**What the task asks**.
Any image in the records is to be dropped, and everything else duplicated precisely.

↓↓↓

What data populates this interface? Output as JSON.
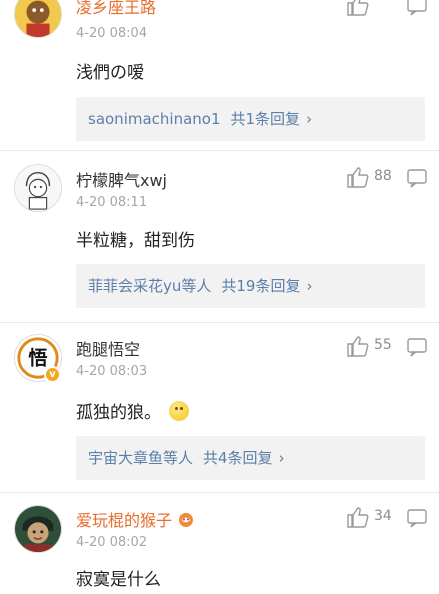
{
  "comments": [
    {
      "username": "凌乡座王路",
      "time": "4-20 08:04",
      "text": "浅們の嗳",
      "likes": "",
      "replies": {
        "who": "saonimachinano1",
        "count": "共1条回复",
        "arrow": "›"
      }
    },
    {
      "username": "柠檬脾气xwj",
      "time": "4-20 08:11",
      "text": "半粒糖，甜到伤",
      "likes": "88",
      "replies": {
        "who": "菲菲会采花yu等人",
        "count": "共19条回复",
        "arrow": "›"
      }
    },
    {
      "username": "跑腿悟空",
      "time": "4-20 08:03",
      "text": "孤独的狼。",
      "likes": "55",
      "avatar_text": "悟",
      "verified": "v",
      "replies": {
        "who": "宇宙大章鱼等人",
        "count": "共4条回复",
        "arrow": "›"
      }
    },
    {
      "username": "爱玩棍的猴子",
      "time": "4-20 08:02",
      "text": "寂寞是什么",
      "likes": "34"
    }
  ],
  "colors": {
    "link": "#5b7fa9",
    "vip_name": "#e86c2a",
    "reply_bg": "#f2f2f2",
    "meta": "#a6a6a6"
  }
}
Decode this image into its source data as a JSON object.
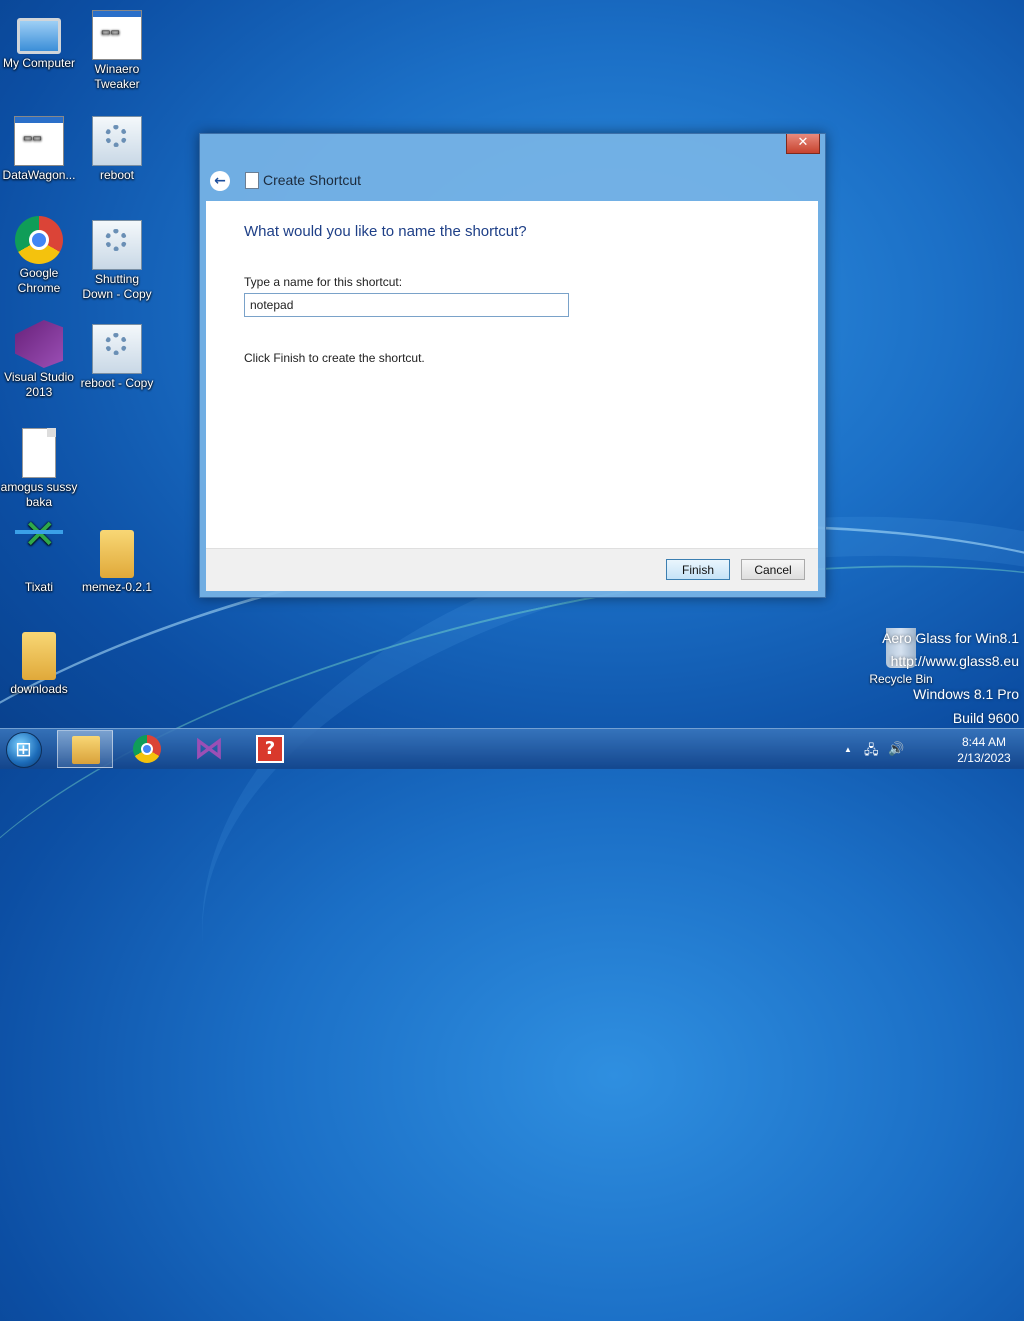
{
  "desktop": {
    "icons": [
      {
        "label": "My Computer",
        "icon": "computer-icon"
      },
      {
        "label": "Winaero Tweaker",
        "icon": "app-icon"
      },
      {
        "label": "DataWagon...",
        "icon": "app-icon"
      },
      {
        "label": "reboot",
        "icon": "gear-script-icon"
      },
      {
        "label": "Google Chrome",
        "icon": "chrome-icon"
      },
      {
        "label": "Shutting Down - Copy",
        "icon": "gear-script-icon"
      },
      {
        "label": "Visual Studio 2013",
        "icon": "visual-studio-icon"
      },
      {
        "label": "reboot - Copy",
        "icon": "gear-script-icon"
      },
      {
        "label": "amogus sussy baka",
        "icon": "text-document-icon"
      },
      {
        "label": "Tixati",
        "icon": "tixati-icon"
      },
      {
        "label": "memez-0.2.1",
        "icon": "folder-icon"
      },
      {
        "label": "downloads",
        "icon": "folder-icon"
      },
      {
        "label": "Recycle Bin",
        "icon": "recycle-bin-icon"
      }
    ],
    "watermark": {
      "line1": "Aero Glass for Win8.1",
      "line2": "http://www.glass8.eu",
      "line3": "Windows 8.1 Pro",
      "line4": "Build 9600"
    }
  },
  "dialog": {
    "title": "Create Shortcut",
    "close_symbol": "✕",
    "back_symbol": "←",
    "question": "What would you like to name the shortcut?",
    "name_label": "Type a name for this shortcut:",
    "name_value": "notepad",
    "info": "Click Finish to create the shortcut.",
    "finish_label": "Finish",
    "cancel_label": "Cancel"
  },
  "taskbar": {
    "pinned": [
      {
        "name": "File Explorer",
        "icon": "file-explorer-icon",
        "active": true
      },
      {
        "name": "Google Chrome",
        "icon": "chrome-icon",
        "active": false
      },
      {
        "name": "Visual Studio",
        "icon": "visual-studio-icon",
        "active": false
      },
      {
        "name": "Help",
        "icon": "help-icon",
        "active": false
      }
    ],
    "tray": {
      "time": "8:44 AM",
      "date": "2/13/2023",
      "up_arrow": "▲",
      "network": "🖧",
      "volume": "🔊"
    }
  }
}
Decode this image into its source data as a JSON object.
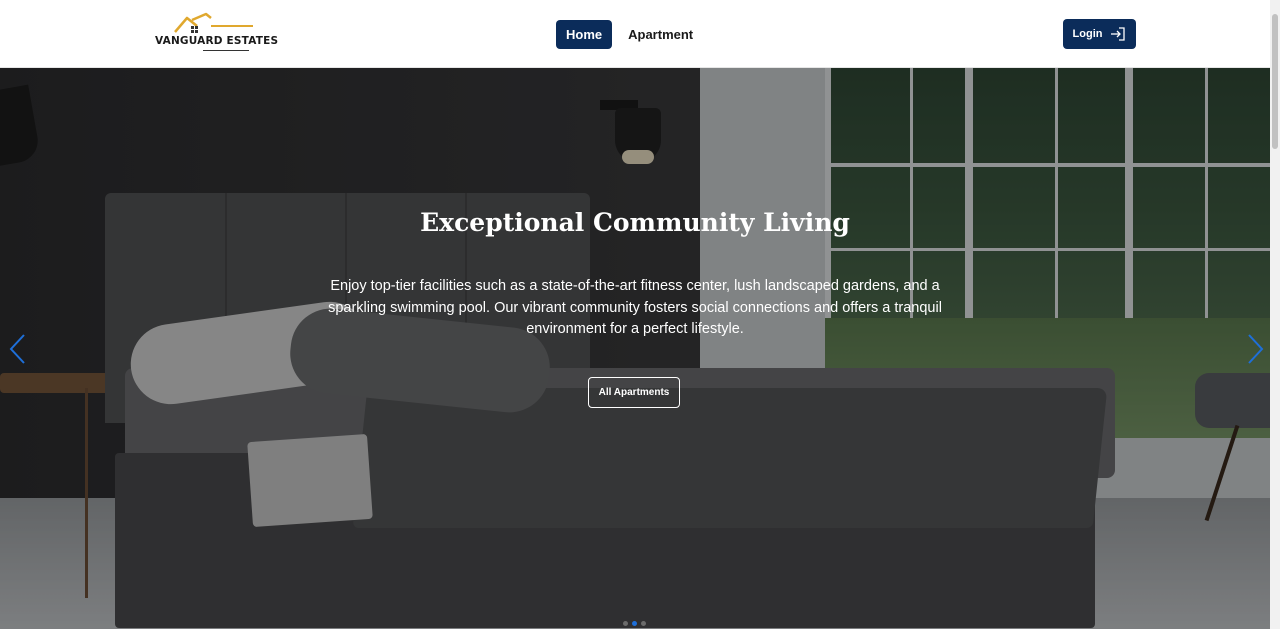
{
  "brand": {
    "name": "VANGUARD ESTATES"
  },
  "nav": {
    "items": [
      "Home",
      "Apartment"
    ],
    "active": "Home"
  },
  "login": {
    "label": "Login",
    "icon": "login-arrow-icon"
  },
  "hero": {
    "title": "Exceptional Community Living",
    "description": "Enjoy top-tier facilities such as a state-of-the-art fitness center, lush landscaped gardens, and a sparkling swimming pool. Our vibrant community fosters social connections and offers a tranquil environment for a perfect lifestyle.",
    "button_label": "All Apartments",
    "slides": 3,
    "active_slide": 2
  },
  "colors": {
    "primary": "#0b2c5a",
    "accent": "#e0a82e",
    "dot_active": "#1e6fd9"
  }
}
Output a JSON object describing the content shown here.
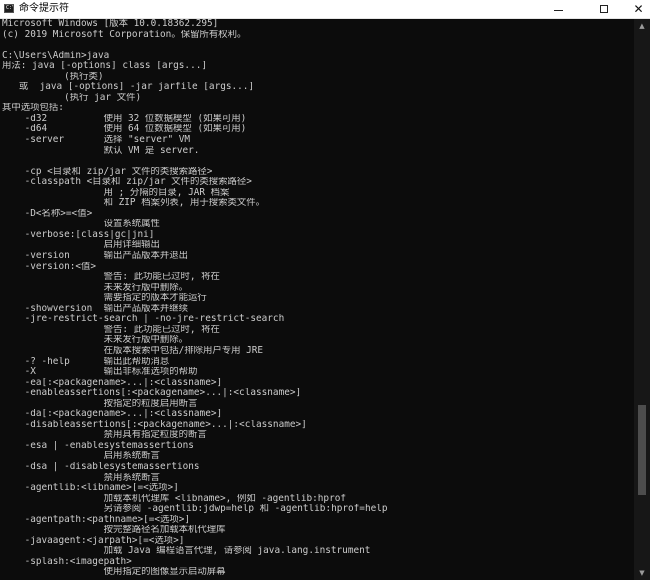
{
  "window": {
    "title": "命令提示符",
    "icon_label": "C:\\",
    "minimize_label": "minimize",
    "maximize_label": "maximize",
    "close_glyph": "✕"
  },
  "scroll": {
    "position_fraction": 0.84
  },
  "console": {
    "lines": [
      "Microsoft Windows [版本 10.0.18362.295]",
      "(c) 2019 Microsoft Corporation。保留所有权利。",
      "",
      "C:\\Users\\Admin>java",
      "用法: java [-options] class [args...]",
      "           (执行类)",
      "   或  java [-options] -jar jarfile [args...]",
      "           (执行 jar 文件)",
      "其中选项包括:",
      "    -d32          使用 32 位数据模型 (如果可用)",
      "    -d64          使用 64 位数据模型 (如果可用)",
      "    -server       选择 \"server\" VM",
      "                  默认 VM 是 server.",
      "",
      "    -cp <目录和 zip/jar 文件的类搜索路径>",
      "    -classpath <目录和 zip/jar 文件的类搜索路径>",
      "                  用 ; 分隔的目录, JAR 档案",
      "                  和 ZIP 档案列表, 用于搜索类文件。",
      "    -D<名称>=<值>",
      "                  设置系统属性",
      "    -verbose:[class|gc|jni]",
      "                  启用详细输出",
      "    -version      输出产品版本并退出",
      "    -version:<值>",
      "                  警告: 此功能已过时, 将在",
      "                  未来发行版中删除。",
      "                  需要指定的版本才能运行",
      "    -showversion  输出产品版本并继续",
      "    -jre-restrict-search | -no-jre-restrict-search",
      "                  警告: 此功能已过时, 将在",
      "                  未来发行版中删除。",
      "                  在版本搜索中包括/排除用户专用 JRE",
      "    -? -help      输出此帮助消息",
      "    -X            输出非标准选项的帮助",
      "    -ea[:<packagename>...|:<classname>]",
      "    -enableassertions[:<packagename>...|:<classname>]",
      "                  按指定的粒度启用断言",
      "    -da[:<packagename>...|:<classname>]",
      "    -disableassertions[:<packagename>...|:<classname>]",
      "                  禁用具有指定粒度的断言",
      "    -esa | -enablesystemassertions",
      "                  启用系统断言",
      "    -dsa | -disablesystemassertions",
      "                  禁用系统断言",
      "    -agentlib:<libname>[=<选项>]",
      "                  加载本机代理库 <libname>, 例如 -agentlib:hprof",
      "                  另请参阅 -agentlib:jdwp=help 和 -agentlib:hprof=help",
      "    -agentpath:<pathname>[=<选项>]",
      "                  按完整路径名加载本机代理库",
      "    -javaagent:<jarpath>[=<选项>]",
      "                  加载 Java 编程语言代理, 请参阅 java.lang.instrument",
      "    -splash:<imagepath>",
      "                  使用指定的图像显示启动屏幕"
    ]
  }
}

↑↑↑

**Exercise output**.
What data populates this interface? Output as JSON.
{
  "comments": [
    {
      "username": "凌乡座王路",
      "time": "4-20 08:04",
      "text": "浅們の嗳",
      "likes": "",
      "replies": {
        "who": "saonimachinano1",
        "count": "共1条回复",
        "arrow": "›"
      }
    },
    {
      "username": "柠檬脾气xwj",
      "time": "4-20 08:11",
      "text": "半粒糖，甜到伤",
      "likes": "88",
      "replies": {
        "who": "菲菲会采花yu等人",
        "count": "共19条回复",
        "arrow": "›"
      }
    },
    {
      "username": "跑腿悟空",
      "time": "4-20 08:03",
      "text": "孤独的狼。",
      "likes": "55",
      "avatar_text": "悟",
      "verified": "v",
      "replies": {
        "who": "宇宙大章鱼等人",
        "count": "共4条回复",
        "arrow": "›"
      }
    },
    {
      "username": "爱玩棍的猴子",
      "time": "4-20 08:02",
      "text": "寂寞是什么",
      "likes": "34"
    }
  ],
  "colors": {
    "link": "#5b7fa9",
    "vip_name": "#e86c2a",
    "reply_bg": "#f2f2f2",
    "meta": "#a6a6a6"
  }
}
Decode this image into its source data as a JSON object.
{
  "desktop": {
    "icons": [
      {
        "label": "My Computer",
        "icon": "computer-icon"
      },
      {
        "label": "Winaero Tweaker",
        "icon": "app-icon"
      },
      {
        "label": "DataWagon...",
        "icon": "app-icon"
      },
      {
        "label": "reboot",
        "icon": "gear-script-icon"
      },
      {
        "label": "Google Chrome",
        "icon": "chrome-icon"
      },
      {
        "label": "Shutting Down - Copy",
        "icon": "gear-script-icon"
      },
      {
        "label": "Visual Studio 2013",
        "icon": "visual-studio-icon"
      },
      {
        "label": "reboot - Copy",
        "icon": "gear-script-icon"
      },
      {
        "label": "amogus sussy baka",
        "icon": "text-document-icon"
      },
      {
        "label": "Tixati",
        "icon": "tixati-icon"
      },
      {
        "label": "memez-0.2.1",
        "icon": "folder-icon"
      },
      {
        "label": "downloads",
        "icon": "folder-icon"
      },
      {
        "label": "Recycle Bin",
        "icon": "recycle-bin-icon"
      }
    ],
    "watermark": {
      "line1": "Aero Glass for Win8.1",
      "line2": "http://www.glass8.eu",
      "line3": "Windows 8.1 Pro",
      "line4": "Build 9600"
    }
  },
  "dialog": {
    "title": "Create Shortcut",
    "close_symbol": "✕",
    "back_symbol": "←",
    "question": "What would you like to name the shortcut?",
    "name_label": "Type a name for this shortcut:",
    "name_value": "notepad",
    "info": "Click Finish to create the shortcut.",
    "finish_label": "Finish",
    "cancel_label": "Cancel"
  },
  "taskbar": {
    "pinned": [
      {
        "name": "File Explorer",
        "icon": "file-explorer-icon",
        "active": true
      },
      {
        "name": "Google Chrome",
        "icon": "chrome-icon",
        "active": false
      },
      {
        "name": "Visual Studio",
        "icon": "visual-studio-icon",
        "active": false
      },
      {
        "name": "Help",
        "icon": "help-icon",
        "active": false
      }
    ],
    "tray": {
      "time": "8:44 AM",
      "date": "2/13/2023",
      "up_arrow": "▲",
      "network": "🖧",
      "volume": "🔊"
    }
  }
}
Decode this image into its source data as a JSON object.
{
  "brand": {
    "name": "VANGUARD ESTATES"
  },
  "nav": {
    "items": [
      "Home",
      "Apartment"
    ],
    "active": "Home"
  },
  "login": {
    "label": "Login",
    "icon": "login-arrow-icon"
  },
  "hero": {
    "title": "Exceptional Community Living",
    "description": "Enjoy top-tier facilities such as a state-of-the-art fitness center, lush landscaped gardens, and a sparkling swimming pool. Our vibrant community fosters social connections and offers a tranquil environment for a perfect lifestyle.",
    "button_label": "All Apartments",
    "slides": 3,
    "active_slide": 2
  },
  "colors": {
    "primary": "#0b2c5a",
    "accent": "#e0a82e",
    "dot_active": "#1e6fd9"
  }
}
Output a JSON object describing the content shown here.
{
  "window": {
    "title": "命令提示符",
    "icon_label": "C:\\",
    "minimize_label": "minimize",
    "maximize_label": "maximize",
    "close_glyph": "✕"
  },
  "scroll": {
    "position_fraction": 0.84
  },
  "console": {
    "lines": [
      "Microsoft Windows [版本 10.0.18362.295]",
      "(c) 2019 Microsoft Corporation。保留所有权利。",
      "",
      "C:\\Users\\Admin>java",
      "用法: java [-options] class [args...]",
      "           (执行类)",
      "   或  java [-options] -jar jarfile [args...]",
      "           (执行 jar 文件)",
      "其中选项包括:",
      "    -d32          使用 32 位数据模型 (如果可用)",
      "    -d64          使用 64 位数据模型 (如果可用)",
      "    -server       选择 \"server\" VM",
      "                  默认 VM 是 server.",
      "",
      "    -cp <目录和 zip/jar 文件的类搜索路径>",
      "    -classpath <目录和 zip/jar 文件的类搜索路径>",
      "                  用 ; 分隔的目录, JAR 档案",
      "                  和 ZIP 档案列表, 用于搜索类文件。",
      "    -D<名称>=<值>",
      "                  设置系统属性",
      "    -verbose:[class|gc|jni]",
      "                  启用详细输出",
      "    -version      输出产品版本并退出",
      "    -version:<值>",
      "                  警告: 此功能已过时, 将在",
      "                  未来发行版中删除。",
      "                  需要指定的版本才能运行",
      "    -showversion  输出产品版本并继续",
      "    -jre-restrict-search | -no-jre-restrict-search",
      "                  警告: 此功能已过时, 将在",
      "                  未来发行版中删除。",
      "                  在版本搜索中包括/排除用户专用 JRE",
      "    -? -help      输出此帮助消息",
      "    -X            输出非标准选项的帮助",
      "    -ea[:<packagename>...|:<classname>]",
      "    -enableassertions[:<packagename>...|:<classname>]",
      "                  按指定的粒度启用断言",
      "    -da[:<packagename>...|:<classname>]",
      "    -disableassertions[:<packagename>...|:<classname>]",
      "                  禁用具有指定粒度的断言",
      "    -esa | -enablesystemassertions",
      "                  启用系统断言",
      "    -dsa | -disablesystemassertions",
      "                  禁用系统断言",
      "    -agentlib:<libname>[=<选项>]",
      "                  加载本机代理库 <libname>, 例如 -agentlib:hprof",
      "                  另请参阅 -agentlib:jdwp=help 和 -agentlib:hprof=help",
      "    -agentpath:<pathname>[=<选项>]",
      "                  按完整路径名加载本机代理库",
      "    -javaagent:<jarpath>[=<选项>]",
      "                  加载 Java 编程语言代理, 请参阅 java.lang.instrument",
      "    -splash:<imagepath>",
      "                  使用指定的图像显示启动屏幕"
    ]
  }
}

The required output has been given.